» **What is being asked**
Quote all of the data that follows exactly as written, skipping the images.

********

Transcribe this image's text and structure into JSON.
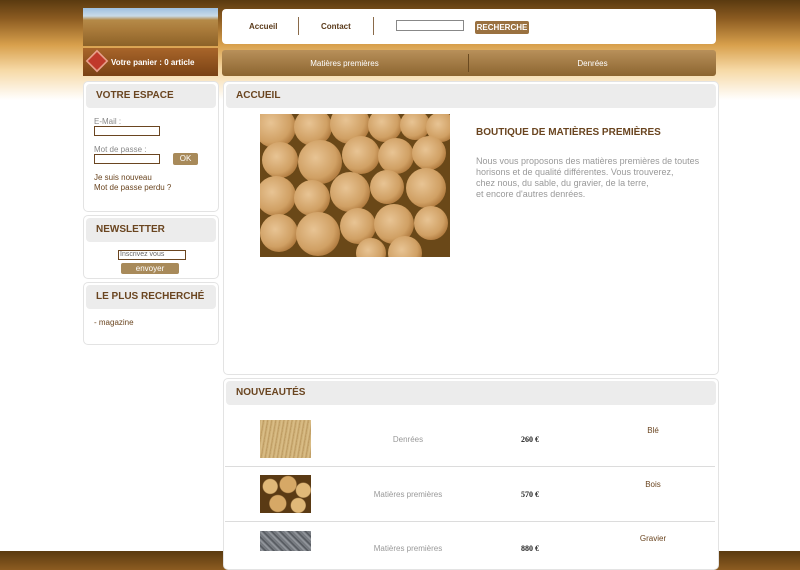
{
  "header": {
    "cart_label": "Votre panier : 0 article",
    "nav": [
      "Accueil",
      "Contact"
    ],
    "search_button": "RECHERCHE",
    "search_value": ""
  },
  "categories": [
    "Matières premières",
    "Denrées"
  ],
  "sidebar": {
    "account": {
      "title": "VOTRE ESPACE",
      "email_label": "E-Mail :",
      "password_label": "Mot de passe :",
      "ok_label": "OK",
      "new_user_link": "Je suis nouveau",
      "lost_password_link": "Mot de passe perdu ?"
    },
    "newsletter": {
      "title": "NEWSLETTER",
      "input_value": "Inscrivez vous",
      "send_label": "envoyer"
    },
    "popular": {
      "title": "LE PLUS RECHERCHÉ",
      "items": [
        "- magazine"
      ]
    }
  },
  "main": {
    "home_title": "ACCUEIL",
    "hero_title": "BOUTIQUE DE MATIÈRES PREMIÈRES",
    "hero_lines": [
      "Nous vous proposons des matières premières de toutes",
      "horisons et de qualité différentes. Vous trouverez,",
      "chez nous, du sable, du gravier, de la terre,",
      "et encore d'autres denrées."
    ],
    "news_title": "NOUVEAUTÉS",
    "products": [
      {
        "category": "Denrées",
        "price": "260 €",
        "name": "Blé",
        "thumb": "wheat"
      },
      {
        "category": "Matières premières",
        "price": "570 €",
        "name": "Bois",
        "thumb": "logs"
      },
      {
        "category": "Matières premières",
        "price": "880 €",
        "name": "Gravier",
        "thumb": "gravel"
      }
    ]
  },
  "colors": {
    "brand_brown": "#6a4520",
    "button_tan": "#9a7140",
    "header_orange": "#d8a04c"
  }
}
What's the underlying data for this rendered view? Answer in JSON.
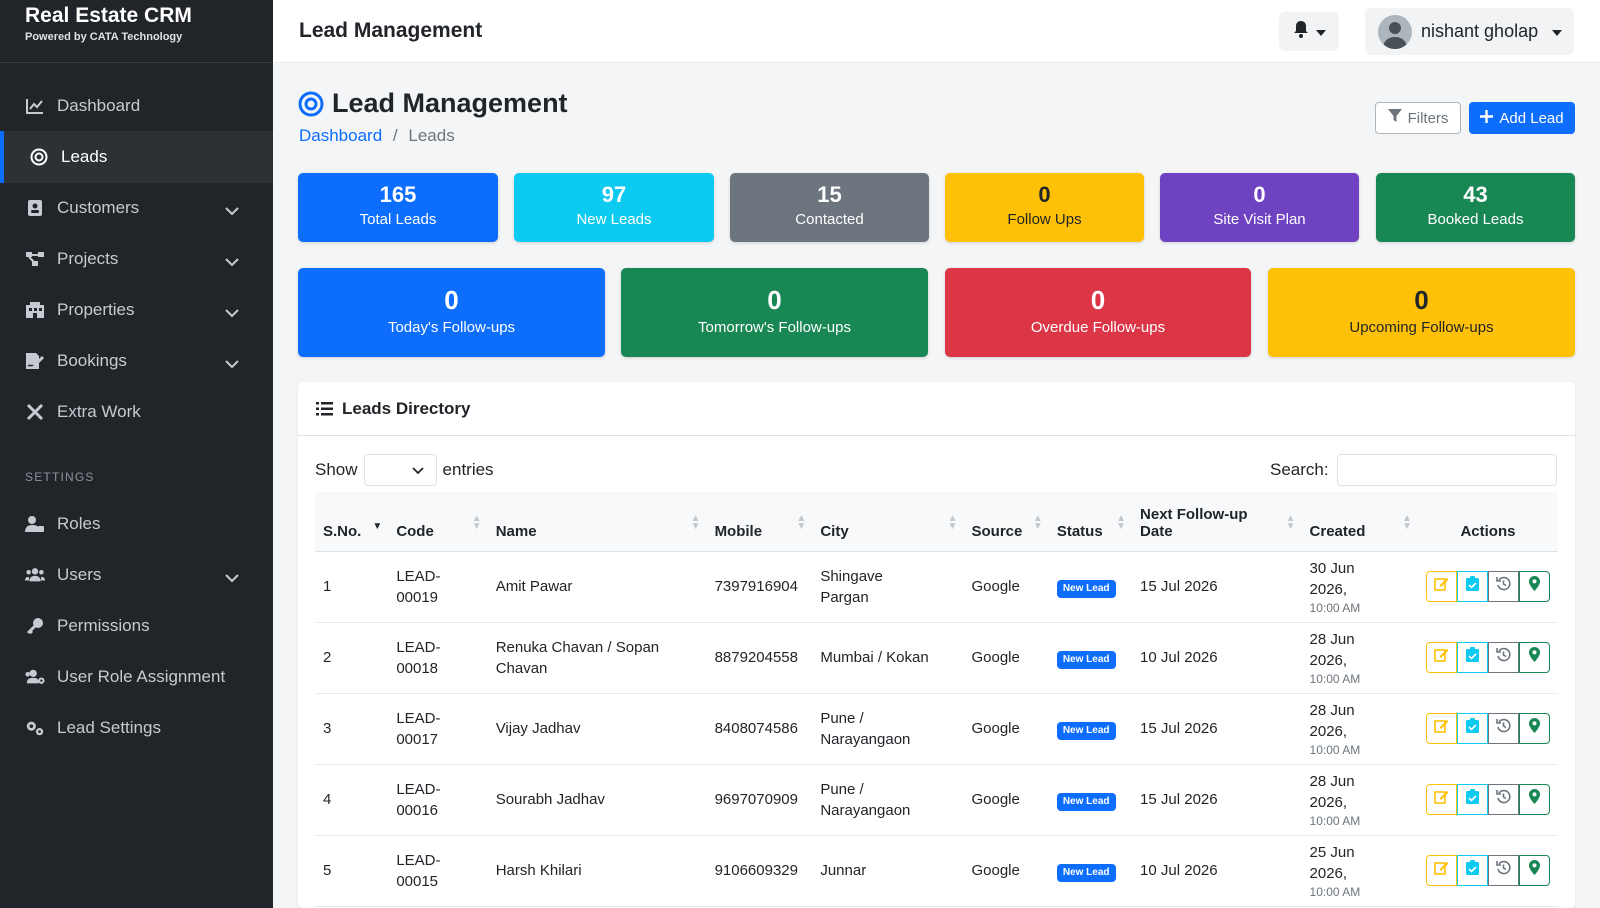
{
  "brand": {
    "title": "Real Estate CRM",
    "subtitle": "Powered by CATA Technology"
  },
  "sidebar": {
    "items": [
      {
        "label": "Dashboard",
        "icon": "chart-line-icon"
      },
      {
        "label": "Leads",
        "icon": "target-icon",
        "active": true
      },
      {
        "label": "Customers",
        "icon": "address-book-icon",
        "expandable": true
      },
      {
        "label": "Projects",
        "icon": "project-diagram-icon",
        "expandable": true
      },
      {
        "label": "Properties",
        "icon": "building-icon",
        "expandable": true
      },
      {
        "label": "Bookings",
        "icon": "file-signature-icon",
        "expandable": true
      },
      {
        "label": "Extra Work",
        "icon": "tools-icon"
      }
    ],
    "section_label": "SETTINGS",
    "settings_items": [
      {
        "label": "Roles",
        "icon": "user-tag-icon"
      },
      {
        "label": "Users",
        "icon": "users-icon",
        "expandable": true
      },
      {
        "label": "Permissions",
        "icon": "key-icon"
      },
      {
        "label": "User Role Assignment",
        "icon": "users-cog-icon"
      },
      {
        "label": "Lead Settings",
        "icon": "cogs-icon"
      }
    ]
  },
  "topbar": {
    "title": "Lead Management",
    "user_name": "nishant gholap"
  },
  "page": {
    "title": "Lead Management",
    "breadcrumb": {
      "home": "Dashboard",
      "separator": "/",
      "current": "Leads"
    },
    "filters_label": "Filters",
    "add_label": "Add Lead"
  },
  "stats_row1": [
    {
      "value": "165",
      "label": "Total Leads",
      "color": "#0d6efd"
    },
    {
      "value": "97",
      "label": "New Leads",
      "color": "#0dcaf0"
    },
    {
      "value": "15",
      "label": "Contacted",
      "color": "#6c757d"
    },
    {
      "value": "0",
      "label": "Follow Ups",
      "color": "#ffc107"
    },
    {
      "value": "0",
      "label": "Site Visit Plan",
      "color": "#6f42c1"
    },
    {
      "value": "43",
      "label": "Booked Leads",
      "color": "#198754"
    }
  ],
  "stats_row2": [
    {
      "value": "0",
      "label": "Today's Follow-ups",
      "color": "#0d6efd"
    },
    {
      "value": "0",
      "label": "Tomorrow's Follow-ups",
      "color": "#198754"
    },
    {
      "value": "0",
      "label": "Overdue Follow-ups",
      "color": "#dc3545"
    },
    {
      "value": "0",
      "label": "Upcoming Follow-ups",
      "color": "#ffc107"
    }
  ],
  "directory": {
    "title": "Leads Directory",
    "show_label": "Show",
    "entries_label": "entries",
    "search_label": "Search:",
    "columns": [
      "S.No.",
      "Code",
      "Name",
      "Mobile",
      "City",
      "Source",
      "Status",
      "Next Follow-up Date",
      "Created",
      "Actions"
    ],
    "rows": [
      {
        "sno": "1",
        "code": "LEAD-00019",
        "name": "Amit Pawar",
        "mobile": "7397916904",
        "city": "Shingave Pargan",
        "source": "Google",
        "status": "New Lead",
        "next": "15 Jul 2026",
        "created_date": "30 Jun 2026,",
        "created_time": "10:00 AM"
      },
      {
        "sno": "2",
        "code": "LEAD-00018",
        "name": "Renuka Chavan / Sopan Chavan",
        "mobile": "8879204558",
        "city": "Mumbai / Kokan",
        "source": "Google",
        "status": "New Lead",
        "next": "10 Jul 2026",
        "created_date": "28 Jun 2026,",
        "created_time": "10:00 AM"
      },
      {
        "sno": "3",
        "code": "LEAD-00017",
        "name": "Vijay Jadhav",
        "mobile": "8408074586",
        "city": "Pune / Narayangaon",
        "source": "Google",
        "status": "New Lead",
        "next": "15 Jul 2026",
        "created_date": "28 Jun 2026,",
        "created_time": "10:00 AM"
      },
      {
        "sno": "4",
        "code": "LEAD-00016",
        "name": "Sourabh Jadhav",
        "mobile": "9697070909",
        "city": "Pune / Narayangaon",
        "source": "Google",
        "status": "New Lead",
        "next": "15 Jul 2026",
        "created_date": "28 Jun 2026,",
        "created_time": "10:00 AM"
      },
      {
        "sno": "5",
        "code": "LEAD-00015",
        "name": "Harsh Khilari",
        "mobile": "9106609329",
        "city": "Junnar",
        "source": "Google",
        "status": "New Lead",
        "next": "10 Jul 2026",
        "created_date": "25 Jun 2026,",
        "created_time": "10:00 AM"
      }
    ]
  }
}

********

» **Task result**
Transcribe this image's text and structure into JSON.
{
  "header": {
    "cart_label": "Votre panier : 0 article",
    "nav": [
      "Accueil",
      "Contact"
    ],
    "search_button": "RECHERCHE",
    "search_value": ""
  },
  "categories": [
    "Matières premières",
    "Denrées"
  ],
  "sidebar": {
    "account": {
      "title": "VOTRE ESPACE",
      "email_label": "E-Mail :",
      "password_label": "Mot de passe :",
      "ok_label": "OK",
      "new_user_link": "Je suis nouveau",
      "lost_password_link": "Mot de passe perdu ?"
    },
    "newsletter": {
      "title": "NEWSLETTER",
      "input_value": "Inscrivez vous",
      "send_label": "envoyer"
    },
    "popular": {
      "title": "LE PLUS RECHERCHÉ",
      "items": [
        "- magazine"
      ]
    }
  },
  "main": {
    "home_title": "ACCUEIL",
    "hero_title": "BOUTIQUE DE MATIÈRES PREMIÈRES",
    "hero_lines": [
      "Nous vous proposons des matières premières de toutes",
      "horisons et de qualité différentes. Vous trouverez,",
      "chez nous, du sable, du gravier, de la terre,",
      "et encore d'autres denrées."
    ],
    "news_title": "NOUVEAUTÉS",
    "products": [
      {
        "category": "Denrées",
        "price": "260 €",
        "name": "Blé",
        "thumb": "wheat"
      },
      {
        "category": "Matières premières",
        "price": "570 €",
        "name": "Bois",
        "thumb": "logs"
      },
      {
        "category": "Matières premières",
        "price": "880 €",
        "name": "Gravier",
        "thumb": "gravel"
      }
    ]
  },
  "colors": {
    "brand_brown": "#6a4520",
    "button_tan": "#9a7140",
    "header_orange": "#d8a04c"
  }
}
What's the underlying data for this rendered view? Answer in JSON.
{
  "brand": {
    "title": "Real Estate CRM",
    "subtitle": "Powered by CATA Technology"
  },
  "sidebar": {
    "items": [
      {
        "label": "Dashboard",
        "icon": "chart-line-icon"
      },
      {
        "label": "Leads",
        "icon": "target-icon",
        "active": true
      },
      {
        "label": "Customers",
        "icon": "address-book-icon",
        "expandable": true
      },
      {
        "label": "Projects",
        "icon": "project-diagram-icon",
        "expandable": true
      },
      {
        "label": "Properties",
        "icon": "building-icon",
        "expandable": true
      },
      {
        "label": "Bookings",
        "icon": "file-signature-icon",
        "expandable": true
      },
      {
        "label": "Extra Work",
        "icon": "tools-icon"
      }
    ],
    "section_label": "SETTINGS",
    "settings_items": [
      {
        "label": "Roles",
        "icon": "user-tag-icon"
      },
      {
        "label": "Users",
        "icon": "users-icon",
        "expandable": true
      },
      {
        "label": "Permissions",
        "icon": "key-icon"
      },
      {
        "label": "User Role Assignment",
        "icon": "users-cog-icon"
      },
      {
        "label": "Lead Settings",
        "icon": "cogs-icon"
      }
    ]
  },
  "topbar": {
    "title": "Lead Management",
    "user_name": "nishant gholap"
  },
  "page": {
    "title": "Lead Management",
    "breadcrumb": {
      "home": "Dashboard",
      "separator": "/",
      "current": "Leads"
    },
    "filters_label": "Filters",
    "add_label": "Add Lead"
  },
  "stats_row1": [
    {
      "value": "165",
      "label": "Total Leads",
      "color": "#0d6efd"
    },
    {
      "value": "97",
      "label": "New Leads",
      "color": "#0dcaf0"
    },
    {
      "value": "15",
      "label": "Contacted",
      "color": "#6c757d"
    },
    {
      "value": "0",
      "label": "Follow Ups",
      "color": "#ffc107"
    },
    {
      "value": "0",
      "label": "Site Visit Plan",
      "color": "#6f42c1"
    },
    {
      "value": "43",
      "label": "Booked Leads",
      "color": "#198754"
    }
  ],
  "stats_row2": [
    {
      "value": "0",
      "label": "Today's Follow-ups",
      "color": "#0d6efd"
    },
    {
      "value": "0",
      "label": "Tomorrow's Follow-ups",
      "color": "#198754"
    },
    {
      "value": "0",
      "label": "Overdue Follow-ups",
      "color": "#dc3545"
    },
    {
      "value": "0",
      "label": "Upcoming Follow-ups",
      "color": "#ffc107"
    }
  ],
  "directory": {
    "title": "Leads Directory",
    "show_label": "Show",
    "entries_label": "entries",
    "search_label": "Search:",
    "columns": [
      "S.No.",
      "Code",
      "Name",
      "Mobile",
      "City",
      "Source",
      "Status",
      "Next Follow-up Date",
      "Created",
      "Actions"
    ],
    "rows": [
      {
        "sno": "1",
        "code": "LEAD-00019",
        "name": "Amit Pawar",
        "mobile": "7397916904",
        "city": "Shingave Pargan",
        "source": "Google",
        "status": "New Lead",
        "next": "15 Jul 2026",
        "created_date": "30 Jun 2026,",
        "created_time": "10:00 AM"
      },
      {
        "sno": "2",
        "code": "LEAD-00018",
        "name": "Renuka Chavan / Sopan Chavan",
        "mobile": "8879204558",
        "city": "Mumbai / Kokan",
        "source": "Google",
        "status": "New Lead",
        "next": "10 Jul 2026",
        "created_date": "28 Jun 2026,",
        "created_time": "10:00 AM"
      },
      {
        "sno": "3",
        "code": "LEAD-00017",
        "name": "Vijay Jadhav",
        "mobile": "8408074586",
        "city": "Pune / Narayangaon",
        "source": "Google",
        "status": "New Lead",
        "next": "15 Jul 2026",
        "created_date": "28 Jun 2026,",
        "created_time": "10:00 AM"
      },
      {
        "sno": "4",
        "code": "LEAD-00016",
        "name": "Sourabh Jadhav",
        "mobile": "9697070909",
        "city": "Pune / Narayangaon",
        "source": "Google",
        "status": "New Lead",
        "next": "15 Jul 2026",
        "created_date": "28 Jun 2026,",
        "created_time": "10:00 AM"
      },
      {
        "sno": "5",
        "code": "LEAD-00015",
        "name": "Harsh Khilari",
        "mobile": "9106609329",
        "city": "Junnar",
        "source": "Google",
        "status": "New Lead",
        "next": "10 Jul 2026",
        "created_date": "25 Jun 2026,",
        "created_time": "10:00 AM"
      }
    ]
  }
}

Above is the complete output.